LAFAYETTE SQUARE was the 1st “suburb” of St. Louis (a whole 1 mile away from the original St. Louis settlement) and was the fashionable place to live in the mid-late 1800s, full of Victorian painted ladies surrounding a pretty park. Unfortunately the Tornado of 1896 destroyed the area, and many families decided to migrate to the west. Lafayette Square was saved by a small group of locals who had a fondness for old homes, and in 1972 the city of St. Louis deemed Lafayette Square the 1st historic district of St. Louis. The neighborhood is once again a hub of activity and family living! Restaurant favorites include 1111 Mississippi, Ricardo’s Italian Cafe, and SqWires as well as dessert favorites Baileys’ Chocolate Bar and Park Avenue Coffee.

SOULARD is the heart of “old Frenchtown” and sprang to life around 1840 when waves of immigrants started developing the land just south of downtown. New homeowners built on European-style narrow lots, and used popular-at-the-time American architecture styles including Italianate, Federal, and Second Empire. Unfortunately Soulard became a slum in the 1960′s as families got tired of crowded streets and urban sprawl started to take effect. Luckily urban pioneers began Soulard’s rebirth in the 1980′s and it is now home to St. Louis’ Mardi Gras and Bastille Days festivals. There are many upscale and casual restaurants and bars in the area including 1860′s Hard Shell Cafe & Bar, Franco, Hammerstone’s, Joanie’s Pizzeria, Llywelyn’s Pub, John D. McGurk’s Irish Pub & Restaurant, Old Rock House, and Tucker’s Place. Look out for the Cajun influence and the spicy fare, and be sure to cool off your palate at local brew house Square One Brewery & Distillery!
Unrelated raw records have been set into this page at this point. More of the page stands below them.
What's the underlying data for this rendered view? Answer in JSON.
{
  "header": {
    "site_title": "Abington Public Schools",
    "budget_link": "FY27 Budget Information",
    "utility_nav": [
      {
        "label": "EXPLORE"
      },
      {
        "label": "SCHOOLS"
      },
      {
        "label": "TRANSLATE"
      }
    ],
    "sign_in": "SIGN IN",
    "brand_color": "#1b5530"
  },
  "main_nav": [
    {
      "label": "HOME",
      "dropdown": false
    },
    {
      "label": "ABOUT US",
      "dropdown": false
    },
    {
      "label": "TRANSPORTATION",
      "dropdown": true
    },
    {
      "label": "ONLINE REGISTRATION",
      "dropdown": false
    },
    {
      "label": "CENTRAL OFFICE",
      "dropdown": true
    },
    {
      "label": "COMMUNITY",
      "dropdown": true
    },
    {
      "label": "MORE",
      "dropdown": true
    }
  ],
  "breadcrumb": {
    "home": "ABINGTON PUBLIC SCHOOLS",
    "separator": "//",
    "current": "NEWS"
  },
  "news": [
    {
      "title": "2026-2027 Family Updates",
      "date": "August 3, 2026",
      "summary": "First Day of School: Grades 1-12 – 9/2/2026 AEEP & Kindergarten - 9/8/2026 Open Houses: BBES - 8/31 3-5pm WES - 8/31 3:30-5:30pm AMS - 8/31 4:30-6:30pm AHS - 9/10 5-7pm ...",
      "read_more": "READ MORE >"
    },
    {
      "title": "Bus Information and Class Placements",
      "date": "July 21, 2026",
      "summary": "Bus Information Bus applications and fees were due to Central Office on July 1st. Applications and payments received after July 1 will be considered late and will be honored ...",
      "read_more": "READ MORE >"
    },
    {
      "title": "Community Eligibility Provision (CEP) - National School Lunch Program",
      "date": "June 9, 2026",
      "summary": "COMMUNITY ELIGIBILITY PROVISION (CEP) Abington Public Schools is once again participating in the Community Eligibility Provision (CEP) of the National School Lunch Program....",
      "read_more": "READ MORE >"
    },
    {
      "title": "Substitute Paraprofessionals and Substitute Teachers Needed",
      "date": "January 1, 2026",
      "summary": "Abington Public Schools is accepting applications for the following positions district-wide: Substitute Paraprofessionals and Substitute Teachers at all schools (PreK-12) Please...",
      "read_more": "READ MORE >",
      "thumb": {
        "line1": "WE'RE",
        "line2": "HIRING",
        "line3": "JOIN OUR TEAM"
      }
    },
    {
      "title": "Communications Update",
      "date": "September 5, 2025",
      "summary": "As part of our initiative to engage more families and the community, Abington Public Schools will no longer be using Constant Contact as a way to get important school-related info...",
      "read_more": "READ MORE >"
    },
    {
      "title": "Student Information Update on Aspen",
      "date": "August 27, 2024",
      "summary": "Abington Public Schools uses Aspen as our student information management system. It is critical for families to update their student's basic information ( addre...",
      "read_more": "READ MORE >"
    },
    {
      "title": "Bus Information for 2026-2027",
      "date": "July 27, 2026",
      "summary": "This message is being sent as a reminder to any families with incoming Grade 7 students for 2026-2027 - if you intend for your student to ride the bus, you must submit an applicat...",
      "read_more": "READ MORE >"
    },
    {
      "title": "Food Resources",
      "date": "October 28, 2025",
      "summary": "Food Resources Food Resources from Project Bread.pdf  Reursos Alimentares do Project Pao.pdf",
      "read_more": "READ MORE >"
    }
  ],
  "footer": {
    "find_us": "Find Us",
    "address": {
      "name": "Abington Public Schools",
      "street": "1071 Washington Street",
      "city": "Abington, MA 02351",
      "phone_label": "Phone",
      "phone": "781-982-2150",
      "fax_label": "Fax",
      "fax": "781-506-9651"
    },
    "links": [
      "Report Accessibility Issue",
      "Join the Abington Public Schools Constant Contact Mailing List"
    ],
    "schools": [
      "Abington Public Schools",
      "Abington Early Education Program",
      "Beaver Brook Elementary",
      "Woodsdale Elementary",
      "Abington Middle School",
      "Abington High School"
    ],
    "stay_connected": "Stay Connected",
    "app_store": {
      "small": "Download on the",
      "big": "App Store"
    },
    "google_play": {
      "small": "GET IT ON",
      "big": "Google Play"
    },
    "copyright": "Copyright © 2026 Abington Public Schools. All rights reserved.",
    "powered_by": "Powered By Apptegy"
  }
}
THE HILL is the original Italian neighborhood in St. Louis, settled in the 1890′s when immigrants from North Italy and Sicily came to work in the clay mines and smelters. It was named The Hill because it was the city’s highest point. It is a modest, self-contained neighborhood, where houses are passed down through families and life moves at a slower pace. Although St. Louis is home to many renowned Italian restaurants, many believe those that are on The Hill are the most authentic. Local favorites include Zia’s, Mama Campisi’s, Riggazi’s, Charlie Gitto’s, Gian-Tony’s, Giovanni’s. Don’t forget to stop by Gelato de Riso for authentic Italian dessert…and watch out for those bocce balls!

THE CENTRAL WEST END was the area where the wealthy and the business leaders escaped the crowded city to build stately homes on streets that were set up as private places starting in the 1870′s. This “westward expansion” and the building boom of the 1904 World’s Fair heavily contributed to the neighborhood. It surrounds the north and the east borders of Forest Park, and its beauty was heavily protected by its residents. Unfortunately the Depression and World War II started the decline of the area, and the highway system built in the 1950′s took people away from the CWE in another round of “westward expansion.” Fortunately home and business owners have reclaimed the original beauty of the area and it is now a commercial and residential hub of activity! You have your pick of just about any type of restaurant or bar in the CWE including Bar Italia Restorante, Dressel’s Pub, Eau Bistro, Herbie’s Vintage 1972, India’s Rasoi, Liluma, Little Saigon Cafe, Llywelyn’s Pub, Pi Pizzeria, Scape, Sub Zero Vodka Bar, The Tenderloin Room, and Wild Flower Restaurant.

Enjoy your time in my hometown…and let me know if there is any other information I can provide to enhance your visit!